10:29: We're back. Lisa Hannon (AFL) has begun her arguments.

10:28: Chair Murray Kellam has requested a two-minute break: "There's something I have to attend to."

10:25: Dann: "The Tribunal's decision places a highly unrealistic expectation on players contesting for the ball with a split second before the contest.

"This case, given how quickly it eventuates, it's totally unfair to draw a line where that contest for the ball magically comes to an end."

10:21: In submission, Dann has noted no reasonable Tribunal could have found that Mansell was not contesting for the ball.

"At some point did it stop being a contest for the ball?... He does all that he can, essentially in a foot race, to get to the ball first."

10:18: Dann and Tribunal Chair Murray Kellam are currently back and forth on the Tribunal's findings that concluded Mansell's actions were of a bump.

10:11: Dann: "This definition of bumping is so important, because of this direct pathway to guilt.

"...What is bumping?
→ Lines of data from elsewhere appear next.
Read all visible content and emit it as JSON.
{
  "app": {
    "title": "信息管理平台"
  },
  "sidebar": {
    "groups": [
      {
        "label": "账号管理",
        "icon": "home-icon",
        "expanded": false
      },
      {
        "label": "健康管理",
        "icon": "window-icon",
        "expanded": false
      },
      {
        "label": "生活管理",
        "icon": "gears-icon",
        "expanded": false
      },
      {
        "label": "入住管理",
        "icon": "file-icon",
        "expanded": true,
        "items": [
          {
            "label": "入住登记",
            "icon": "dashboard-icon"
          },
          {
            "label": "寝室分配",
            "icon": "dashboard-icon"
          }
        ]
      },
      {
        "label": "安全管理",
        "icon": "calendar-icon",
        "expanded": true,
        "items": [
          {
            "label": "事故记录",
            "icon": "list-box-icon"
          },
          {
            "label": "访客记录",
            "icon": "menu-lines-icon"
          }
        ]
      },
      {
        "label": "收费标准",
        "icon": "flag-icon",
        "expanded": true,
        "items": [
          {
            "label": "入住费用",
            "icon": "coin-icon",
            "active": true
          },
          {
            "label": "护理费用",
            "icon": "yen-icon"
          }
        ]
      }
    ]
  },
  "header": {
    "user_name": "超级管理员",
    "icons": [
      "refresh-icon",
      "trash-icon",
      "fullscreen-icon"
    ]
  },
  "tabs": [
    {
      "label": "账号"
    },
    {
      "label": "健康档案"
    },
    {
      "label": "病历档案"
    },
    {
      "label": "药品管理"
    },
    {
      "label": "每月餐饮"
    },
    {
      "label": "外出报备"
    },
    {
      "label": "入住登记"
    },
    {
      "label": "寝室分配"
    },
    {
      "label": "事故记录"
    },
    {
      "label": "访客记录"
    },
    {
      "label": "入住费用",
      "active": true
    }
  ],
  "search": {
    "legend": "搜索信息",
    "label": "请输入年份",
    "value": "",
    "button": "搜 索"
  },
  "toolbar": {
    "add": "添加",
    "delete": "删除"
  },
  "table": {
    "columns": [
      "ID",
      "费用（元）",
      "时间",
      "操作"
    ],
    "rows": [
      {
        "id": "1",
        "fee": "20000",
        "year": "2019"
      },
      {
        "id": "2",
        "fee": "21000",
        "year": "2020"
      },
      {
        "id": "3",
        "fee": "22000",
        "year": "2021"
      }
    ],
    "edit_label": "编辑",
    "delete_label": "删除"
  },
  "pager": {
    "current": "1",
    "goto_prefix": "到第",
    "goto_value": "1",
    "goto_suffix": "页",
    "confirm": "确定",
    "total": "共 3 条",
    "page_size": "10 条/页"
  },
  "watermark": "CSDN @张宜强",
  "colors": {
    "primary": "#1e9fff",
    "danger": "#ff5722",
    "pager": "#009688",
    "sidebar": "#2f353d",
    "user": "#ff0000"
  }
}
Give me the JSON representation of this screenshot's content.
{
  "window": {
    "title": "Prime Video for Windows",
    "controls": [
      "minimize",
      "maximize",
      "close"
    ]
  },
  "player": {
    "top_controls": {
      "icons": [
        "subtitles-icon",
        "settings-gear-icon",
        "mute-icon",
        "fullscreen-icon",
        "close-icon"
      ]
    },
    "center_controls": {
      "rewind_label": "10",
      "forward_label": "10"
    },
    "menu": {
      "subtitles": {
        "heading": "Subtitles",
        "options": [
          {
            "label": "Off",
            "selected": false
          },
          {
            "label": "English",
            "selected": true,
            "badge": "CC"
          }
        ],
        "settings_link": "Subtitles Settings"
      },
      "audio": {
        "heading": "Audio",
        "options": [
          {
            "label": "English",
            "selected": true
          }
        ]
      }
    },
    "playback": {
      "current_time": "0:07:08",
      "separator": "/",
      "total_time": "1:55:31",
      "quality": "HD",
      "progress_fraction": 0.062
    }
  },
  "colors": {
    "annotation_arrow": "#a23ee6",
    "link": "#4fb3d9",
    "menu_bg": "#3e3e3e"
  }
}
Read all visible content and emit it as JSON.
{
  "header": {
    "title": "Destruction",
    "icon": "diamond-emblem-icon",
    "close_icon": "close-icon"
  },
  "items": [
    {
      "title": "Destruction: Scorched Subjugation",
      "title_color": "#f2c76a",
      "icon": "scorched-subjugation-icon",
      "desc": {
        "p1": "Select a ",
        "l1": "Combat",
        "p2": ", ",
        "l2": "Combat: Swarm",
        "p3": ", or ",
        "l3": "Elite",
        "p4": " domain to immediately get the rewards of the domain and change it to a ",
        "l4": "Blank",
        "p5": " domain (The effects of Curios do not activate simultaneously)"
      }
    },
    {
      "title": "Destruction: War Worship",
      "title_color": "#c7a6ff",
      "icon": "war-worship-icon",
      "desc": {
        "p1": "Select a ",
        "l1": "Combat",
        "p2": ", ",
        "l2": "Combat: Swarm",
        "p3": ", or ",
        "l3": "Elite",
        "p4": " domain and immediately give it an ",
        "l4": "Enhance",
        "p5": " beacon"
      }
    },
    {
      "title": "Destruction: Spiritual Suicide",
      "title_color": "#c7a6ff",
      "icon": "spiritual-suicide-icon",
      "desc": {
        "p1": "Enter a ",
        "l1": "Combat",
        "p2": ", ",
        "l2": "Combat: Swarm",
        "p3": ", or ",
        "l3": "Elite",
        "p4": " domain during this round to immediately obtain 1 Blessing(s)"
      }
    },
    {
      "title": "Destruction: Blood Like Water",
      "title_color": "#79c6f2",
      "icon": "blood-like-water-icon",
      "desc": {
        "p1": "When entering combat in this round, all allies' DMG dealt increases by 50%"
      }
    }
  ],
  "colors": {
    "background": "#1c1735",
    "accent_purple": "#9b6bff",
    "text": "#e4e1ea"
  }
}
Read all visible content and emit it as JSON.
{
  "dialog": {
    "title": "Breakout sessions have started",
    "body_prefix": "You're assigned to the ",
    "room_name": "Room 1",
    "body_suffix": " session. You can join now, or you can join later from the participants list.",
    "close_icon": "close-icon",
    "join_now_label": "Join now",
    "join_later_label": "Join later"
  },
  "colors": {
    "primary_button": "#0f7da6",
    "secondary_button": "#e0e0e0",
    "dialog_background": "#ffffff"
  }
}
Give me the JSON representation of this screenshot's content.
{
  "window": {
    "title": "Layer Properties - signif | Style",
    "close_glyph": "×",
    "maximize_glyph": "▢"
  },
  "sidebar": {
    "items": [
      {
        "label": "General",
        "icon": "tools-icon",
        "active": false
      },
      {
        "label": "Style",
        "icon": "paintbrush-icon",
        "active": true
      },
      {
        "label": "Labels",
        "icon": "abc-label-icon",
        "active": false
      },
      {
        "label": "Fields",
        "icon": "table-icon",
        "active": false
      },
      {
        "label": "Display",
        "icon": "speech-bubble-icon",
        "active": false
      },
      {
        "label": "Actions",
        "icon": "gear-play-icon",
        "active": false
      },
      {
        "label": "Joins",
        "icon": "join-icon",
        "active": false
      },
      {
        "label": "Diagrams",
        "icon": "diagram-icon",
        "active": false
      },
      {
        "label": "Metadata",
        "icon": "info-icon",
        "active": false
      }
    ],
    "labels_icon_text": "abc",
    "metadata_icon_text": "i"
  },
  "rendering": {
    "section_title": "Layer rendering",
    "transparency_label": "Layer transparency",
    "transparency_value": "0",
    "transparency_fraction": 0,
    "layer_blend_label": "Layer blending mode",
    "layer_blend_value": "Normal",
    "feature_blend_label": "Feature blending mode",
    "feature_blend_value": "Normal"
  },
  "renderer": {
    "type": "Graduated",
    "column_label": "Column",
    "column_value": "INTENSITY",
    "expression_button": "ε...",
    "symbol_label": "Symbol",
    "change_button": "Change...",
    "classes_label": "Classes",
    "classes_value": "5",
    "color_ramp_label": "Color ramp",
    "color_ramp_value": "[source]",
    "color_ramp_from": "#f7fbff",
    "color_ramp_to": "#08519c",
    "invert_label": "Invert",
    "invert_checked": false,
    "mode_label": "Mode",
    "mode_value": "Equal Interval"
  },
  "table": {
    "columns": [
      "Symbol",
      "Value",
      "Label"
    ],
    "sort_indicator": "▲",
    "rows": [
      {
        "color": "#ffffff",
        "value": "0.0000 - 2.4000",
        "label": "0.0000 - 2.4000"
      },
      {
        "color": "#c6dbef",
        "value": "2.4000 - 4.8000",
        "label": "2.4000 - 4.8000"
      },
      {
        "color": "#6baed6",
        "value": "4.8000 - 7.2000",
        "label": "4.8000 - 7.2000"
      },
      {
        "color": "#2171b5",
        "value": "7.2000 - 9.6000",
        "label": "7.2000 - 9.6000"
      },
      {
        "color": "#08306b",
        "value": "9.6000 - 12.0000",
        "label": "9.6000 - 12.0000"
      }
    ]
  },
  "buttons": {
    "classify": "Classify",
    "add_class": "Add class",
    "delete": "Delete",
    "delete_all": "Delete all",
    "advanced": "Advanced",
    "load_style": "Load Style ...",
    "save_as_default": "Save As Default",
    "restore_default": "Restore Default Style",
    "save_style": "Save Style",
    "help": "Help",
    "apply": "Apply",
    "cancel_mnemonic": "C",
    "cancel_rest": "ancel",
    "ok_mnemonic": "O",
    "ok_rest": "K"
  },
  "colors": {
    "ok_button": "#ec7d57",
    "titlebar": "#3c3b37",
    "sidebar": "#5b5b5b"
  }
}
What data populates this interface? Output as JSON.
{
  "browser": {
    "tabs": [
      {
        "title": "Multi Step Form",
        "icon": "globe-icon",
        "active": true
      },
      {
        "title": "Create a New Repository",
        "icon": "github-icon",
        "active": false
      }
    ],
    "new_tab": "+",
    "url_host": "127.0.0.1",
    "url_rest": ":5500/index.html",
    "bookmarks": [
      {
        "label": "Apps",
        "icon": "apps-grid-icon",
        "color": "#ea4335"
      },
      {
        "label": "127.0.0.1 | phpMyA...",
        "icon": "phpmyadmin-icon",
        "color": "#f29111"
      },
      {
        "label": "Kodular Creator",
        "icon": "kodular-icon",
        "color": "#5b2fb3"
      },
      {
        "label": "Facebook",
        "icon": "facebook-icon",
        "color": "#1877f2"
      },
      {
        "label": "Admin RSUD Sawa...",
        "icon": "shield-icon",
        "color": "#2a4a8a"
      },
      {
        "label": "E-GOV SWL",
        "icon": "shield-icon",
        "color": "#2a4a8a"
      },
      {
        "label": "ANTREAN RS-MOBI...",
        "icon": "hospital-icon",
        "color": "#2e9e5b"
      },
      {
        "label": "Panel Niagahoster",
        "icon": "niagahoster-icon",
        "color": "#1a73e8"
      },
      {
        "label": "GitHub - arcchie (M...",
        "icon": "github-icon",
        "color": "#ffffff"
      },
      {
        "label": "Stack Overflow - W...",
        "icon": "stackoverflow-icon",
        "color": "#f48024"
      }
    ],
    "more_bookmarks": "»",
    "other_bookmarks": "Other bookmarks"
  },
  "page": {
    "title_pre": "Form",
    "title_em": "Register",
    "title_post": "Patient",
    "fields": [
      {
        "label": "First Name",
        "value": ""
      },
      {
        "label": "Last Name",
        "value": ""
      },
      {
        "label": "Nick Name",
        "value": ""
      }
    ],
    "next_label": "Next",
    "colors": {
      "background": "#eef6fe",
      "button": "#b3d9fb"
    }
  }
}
What is bracing for contact, and what is not?"

10:08: Dann: The Tribunal's verdict and un upheld charge would "promote the risk of injury and concussion and deny the fundamental entitlement to protect himself."

10:00: Dann: "'Unreasonable', what is that on a proper approach to the bumping issue? The question had to be answered and be considered; whether Rhayn Mansell doing no more than protecting himself and no more than bracing for contact."

Dann said the incident came in "extremely difficult circumstances, at high speed, at high momentum, with a lack of time, a lack of space, with no ability to avoid contact and no reasonable alternative."

9:55: Dann: "The Tribunal failed to consider the question of whether the player who does no more than take reasonable action to protect themselves and brace for an unavoidable collision can have been involved in the bumping of another player.

"That's the very question we're being asked to decide and consider."

9:53: Dann has questioned the Tribunal's assessment of Mansell's "split second" actions.

"The Tribunal misdirected themselves in focusing on the question of whether the contact between the two players came about some sort of 'reflexive' or 'involuntary' contact."

9:50: Dann: Mansell made a reasonable and understanding response to the pending collision. The conduct of the player was completely reasonable in all of the circumstances he faced.

9:47: Dann: "What is meant by bumping? There is no definition under the rules of the Tribunal."

9:44: Richmond Counsel Dermot Dann has commenced the hearing, highlighting the key arguments on behalf of Richmond from Tuesday's hearing. Those points include:

- The conditions of the match
- The unpredictable bounce of the ball
- Mansell contesting for the ball in a straight line
- Mansell thinking he would be first to the ball
- The small timeframe for Mansell to adjust his actions

9:38am: After some delay, we are underway.

Appeals Board: Murray Kellam (Chair), Richard Loveridge, Wayne Henwood

Richmond Counsel: Dermot Dann

AFL Counsel: Lisa Hannon